All interviews and an open house will be held at the downtown library, 343 S. Fifth Ave. The interview times for the Library Lot proposals are:
- Tues., Jan. 19: 1 p.m. Dahlmann Apts Ltd.
- Tues., Jan. 19: 2:45 p.m. Ann Arbor Community Commons
- Wed., Jan. 20: 9 a.m. Jarratt Architecture
- Wed., Jan. 20: 10:45 a.m. Acquest Realty Advisors
- Wed., Jan. 20: 12:45 p.m. Valiant Partners LLC
- Wed., Jan. 20: 2:30 p.m. Beztak Companies
- Wed., Jan. 20: 6-8 p.m. Public open house
Briere remarked that the Library Lot RFP process had been much more open than the last one [for 415 W. Washington], which earned a “Thank you!” from Rapundalo. [Link to city website with .pdf files of all six proposals.]
City Administrator and the City Council
Prior to Stephen Rapundalo’s (Ward 2) remarks about the city administrator’s choice at last year’s budget retreat to introduce the topic of the unsolicited proposal, resident Kathy Griswold had addressed the caucus on the topic of city governance.
Griswold contended that the city council was not holding city administrator Roger Fraser accountable. Instead, she said, the council was doing the work of city staff. The council was allowing Fraser to re-direct their conversation.
As an example, she cited the conversation at the last council meeting on the topic of problems with deer-car interactions, which Rapundalo had raised, along with Tony Derezinski (Ward 2). Fraser had compared the 30 incidents per year in Ann Arbor to the 150 incidents per year in a similar-sized community in Minnesota where he’d previously worked – suggesting that he didn’t think there would be a herd-culling program in the offing.

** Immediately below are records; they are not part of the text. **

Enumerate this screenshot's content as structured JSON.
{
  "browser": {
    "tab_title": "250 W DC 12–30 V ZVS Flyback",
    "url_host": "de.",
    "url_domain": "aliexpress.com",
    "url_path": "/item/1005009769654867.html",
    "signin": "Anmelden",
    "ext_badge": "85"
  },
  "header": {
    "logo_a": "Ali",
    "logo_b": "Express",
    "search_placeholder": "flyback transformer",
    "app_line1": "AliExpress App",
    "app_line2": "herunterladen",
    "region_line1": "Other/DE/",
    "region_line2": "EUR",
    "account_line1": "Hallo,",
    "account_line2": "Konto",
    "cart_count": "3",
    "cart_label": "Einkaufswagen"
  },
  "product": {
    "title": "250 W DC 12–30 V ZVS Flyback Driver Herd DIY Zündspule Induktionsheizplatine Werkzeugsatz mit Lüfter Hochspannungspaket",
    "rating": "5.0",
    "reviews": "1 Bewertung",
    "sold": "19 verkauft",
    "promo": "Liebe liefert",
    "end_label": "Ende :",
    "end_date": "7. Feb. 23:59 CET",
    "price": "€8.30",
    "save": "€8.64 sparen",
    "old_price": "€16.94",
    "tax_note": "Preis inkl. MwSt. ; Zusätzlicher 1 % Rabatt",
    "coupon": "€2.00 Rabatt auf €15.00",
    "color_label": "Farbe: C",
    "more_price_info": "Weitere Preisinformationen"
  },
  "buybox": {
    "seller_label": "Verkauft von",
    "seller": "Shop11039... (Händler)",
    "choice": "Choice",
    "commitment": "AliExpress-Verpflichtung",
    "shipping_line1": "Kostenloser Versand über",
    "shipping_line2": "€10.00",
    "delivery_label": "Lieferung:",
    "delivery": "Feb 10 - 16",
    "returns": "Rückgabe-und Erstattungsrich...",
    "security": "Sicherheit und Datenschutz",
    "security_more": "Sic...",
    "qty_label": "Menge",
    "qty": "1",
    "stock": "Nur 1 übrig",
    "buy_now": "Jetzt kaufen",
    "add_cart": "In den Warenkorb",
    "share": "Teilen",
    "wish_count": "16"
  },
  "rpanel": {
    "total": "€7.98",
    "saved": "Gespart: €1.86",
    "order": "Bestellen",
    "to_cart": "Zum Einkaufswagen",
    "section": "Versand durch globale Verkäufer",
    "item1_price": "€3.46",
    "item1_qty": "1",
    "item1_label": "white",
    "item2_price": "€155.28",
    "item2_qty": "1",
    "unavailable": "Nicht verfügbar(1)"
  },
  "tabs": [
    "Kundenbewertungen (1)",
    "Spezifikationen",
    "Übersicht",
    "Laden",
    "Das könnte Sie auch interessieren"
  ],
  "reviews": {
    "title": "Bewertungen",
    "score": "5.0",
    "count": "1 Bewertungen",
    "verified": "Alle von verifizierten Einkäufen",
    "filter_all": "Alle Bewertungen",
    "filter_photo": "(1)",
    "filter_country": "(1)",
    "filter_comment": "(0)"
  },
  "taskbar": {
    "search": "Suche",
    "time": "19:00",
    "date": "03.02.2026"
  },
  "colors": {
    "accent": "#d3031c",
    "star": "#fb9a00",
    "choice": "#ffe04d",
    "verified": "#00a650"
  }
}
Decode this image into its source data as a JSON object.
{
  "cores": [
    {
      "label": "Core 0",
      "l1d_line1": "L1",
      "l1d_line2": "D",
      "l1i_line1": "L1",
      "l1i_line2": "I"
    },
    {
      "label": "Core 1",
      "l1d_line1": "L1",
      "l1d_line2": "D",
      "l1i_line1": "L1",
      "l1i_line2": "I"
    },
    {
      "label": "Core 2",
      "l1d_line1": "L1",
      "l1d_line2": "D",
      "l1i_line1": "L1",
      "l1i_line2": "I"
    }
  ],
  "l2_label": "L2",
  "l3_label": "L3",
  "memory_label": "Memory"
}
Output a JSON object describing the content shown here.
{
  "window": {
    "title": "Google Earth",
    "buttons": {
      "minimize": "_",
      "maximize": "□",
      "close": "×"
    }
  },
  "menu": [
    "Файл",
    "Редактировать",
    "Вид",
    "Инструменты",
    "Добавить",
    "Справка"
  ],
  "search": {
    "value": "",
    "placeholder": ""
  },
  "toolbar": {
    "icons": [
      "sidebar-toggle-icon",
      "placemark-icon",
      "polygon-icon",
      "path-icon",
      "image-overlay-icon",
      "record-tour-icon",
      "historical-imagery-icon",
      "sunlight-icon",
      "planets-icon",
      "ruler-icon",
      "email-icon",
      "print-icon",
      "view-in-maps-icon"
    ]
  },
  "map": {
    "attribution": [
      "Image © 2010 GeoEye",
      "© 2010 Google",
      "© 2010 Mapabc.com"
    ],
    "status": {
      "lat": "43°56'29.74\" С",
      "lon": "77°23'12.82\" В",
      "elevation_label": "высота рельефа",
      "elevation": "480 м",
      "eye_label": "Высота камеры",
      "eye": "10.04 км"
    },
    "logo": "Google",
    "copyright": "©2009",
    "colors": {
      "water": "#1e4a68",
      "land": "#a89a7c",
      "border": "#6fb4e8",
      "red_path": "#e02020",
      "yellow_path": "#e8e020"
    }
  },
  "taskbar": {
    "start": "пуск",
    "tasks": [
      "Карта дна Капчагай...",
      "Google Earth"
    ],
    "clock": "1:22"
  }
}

Rapundalo responded to Griswold by saying he’d interpreted the conversation at the council table differently. He said that he and Derezinski had heard from a constituent who was interested in seeing the city hire someone to cull the deer herd, and that Rapundalo thought it unlikely that that would happen in Ann Arbor.
Griswold allowed that in her remarks about the need to hold the city administrator accountable, she was perhaps “preaching to the choir.” [The caucus choir on Sunday was Stephen Rapundalo (Ward 2), Sabra Briere (Ward 1), and Mike Anglin (Ward 5).]
Capital Improvements Plan
Resident Ethel Potts addressed the caucus, urging them to actually read through and consider the capital improvements plan (CIP), which is on the council’s Tuesday meeting agenda. She asked them to make sure that they could stand behind all of the line items in the plan.
Potts told councilmembers that the solid waste capital improvements associated with single-stream recycling had been like a “punch in the stomach” for her. She characterized the move to single-stream as a setback, saying that Ann Arbor residents were willing to separate their recycleables and that she’d need to resist her natural inclination to continue to do so.
Asked to clarify the status of items in the CIP, Stephen Rapundalo (Ward 2) said that it was a plan or a guide – a set of priorities – but was not authorization for the expenditures listed. That would need to come separately from the council. Sabra Briere (Ward 1) confirmed that the CIP is a wish-list as opposed to authorization.
Briere noted that some items appear in the plan year after year and are not implemented – bridge repair, for example. [Items in the plan are categorized as desireable, important, or urgent.] The total funding specified for all of the “funded” projects for the plan, which covers 2011-2016, is $162 million.